Whole grains are definitely good for you, there’s no doubt about that. However, you have to consider how much of those whole grains remain intact in your meal, versus those that are heavily processed. With pasta, the answer is few to none, meaning whole grain pasta may not be as good for you as the marketing implies.
Photo by Dottie Mae.
Dr. Darya Pino writes the blog Summer Tomato, and recently she tackled the question of whole grain pasta. There’s no dispute over the benefits of whole grain to your diet in general, but she correctly points out that the amount the grain has been processed plays a major role in the health benefits you get from eating it.
To that end, whole grain rice is definitely better for you than white rice or heavily processed rice, but pasta is a whole different story.
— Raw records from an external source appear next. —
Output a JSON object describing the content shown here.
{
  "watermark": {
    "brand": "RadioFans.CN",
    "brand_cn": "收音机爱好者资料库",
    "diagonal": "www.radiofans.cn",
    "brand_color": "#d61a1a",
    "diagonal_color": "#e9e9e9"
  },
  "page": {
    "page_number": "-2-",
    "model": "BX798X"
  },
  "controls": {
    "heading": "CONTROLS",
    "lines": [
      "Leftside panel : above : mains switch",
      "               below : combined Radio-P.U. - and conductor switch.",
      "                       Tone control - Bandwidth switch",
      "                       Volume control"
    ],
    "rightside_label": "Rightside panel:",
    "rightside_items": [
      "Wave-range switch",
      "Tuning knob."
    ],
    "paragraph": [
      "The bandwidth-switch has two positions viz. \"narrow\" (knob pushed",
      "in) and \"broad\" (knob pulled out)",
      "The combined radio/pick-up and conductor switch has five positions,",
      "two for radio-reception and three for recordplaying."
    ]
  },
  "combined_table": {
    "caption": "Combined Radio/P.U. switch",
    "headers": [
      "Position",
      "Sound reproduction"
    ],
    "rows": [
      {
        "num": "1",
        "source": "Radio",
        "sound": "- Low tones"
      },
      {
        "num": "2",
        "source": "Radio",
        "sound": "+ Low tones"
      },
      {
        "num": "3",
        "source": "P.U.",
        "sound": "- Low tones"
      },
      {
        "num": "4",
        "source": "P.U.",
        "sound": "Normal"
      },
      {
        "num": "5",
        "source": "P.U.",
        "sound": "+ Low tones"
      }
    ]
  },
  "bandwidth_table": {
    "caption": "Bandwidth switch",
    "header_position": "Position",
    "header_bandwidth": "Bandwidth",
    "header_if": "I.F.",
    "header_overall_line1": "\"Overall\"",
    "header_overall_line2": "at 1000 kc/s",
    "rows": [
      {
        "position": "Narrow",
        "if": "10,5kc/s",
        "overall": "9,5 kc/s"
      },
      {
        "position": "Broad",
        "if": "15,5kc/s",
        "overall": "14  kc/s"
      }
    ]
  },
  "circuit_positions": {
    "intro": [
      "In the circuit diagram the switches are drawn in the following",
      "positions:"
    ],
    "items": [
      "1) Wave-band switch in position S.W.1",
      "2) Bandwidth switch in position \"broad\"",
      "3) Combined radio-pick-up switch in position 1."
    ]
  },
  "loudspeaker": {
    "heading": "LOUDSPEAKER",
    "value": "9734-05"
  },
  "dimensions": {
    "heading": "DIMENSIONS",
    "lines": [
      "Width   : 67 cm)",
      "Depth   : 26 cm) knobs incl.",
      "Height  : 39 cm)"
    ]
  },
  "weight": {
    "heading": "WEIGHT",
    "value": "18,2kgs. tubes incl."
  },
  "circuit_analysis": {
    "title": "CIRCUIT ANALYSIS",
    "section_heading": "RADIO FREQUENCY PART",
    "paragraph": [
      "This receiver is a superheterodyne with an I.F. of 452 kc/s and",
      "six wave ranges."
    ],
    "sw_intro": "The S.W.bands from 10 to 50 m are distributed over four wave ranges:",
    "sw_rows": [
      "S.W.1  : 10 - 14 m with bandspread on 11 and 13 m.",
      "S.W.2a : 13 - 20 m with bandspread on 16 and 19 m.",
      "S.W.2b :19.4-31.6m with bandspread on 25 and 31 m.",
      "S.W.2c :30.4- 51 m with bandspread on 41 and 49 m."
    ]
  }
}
Because pasta is processed and made from dough, the health benefits from so-called “whole grain” pasta may actually be very small, if anything.
In essence, if you’re spending more money on whole grain pasta because you think you’re getting serious health benefits, you may be wasting your money when you could focus instead on portion control and how much pasta is on your plate. If you’re that concerned about healthy pasta dishes, she suggests making what you planned, while adding more vegetables to the meal.
Dr. Pino confesses she prefers handmade fresh pasta for the times she eats pasta – which isn’t frequently – but for those of us who love it, she raises a good point. If you like the taste and flavour, that’s one thing, but the health benefits are definitely questionable. After all, part of eating healthier food is to eat food that’s less processed in general, even if it is whole grain.
Should I Buy Whole Grain Pasta? [Summer Tomato]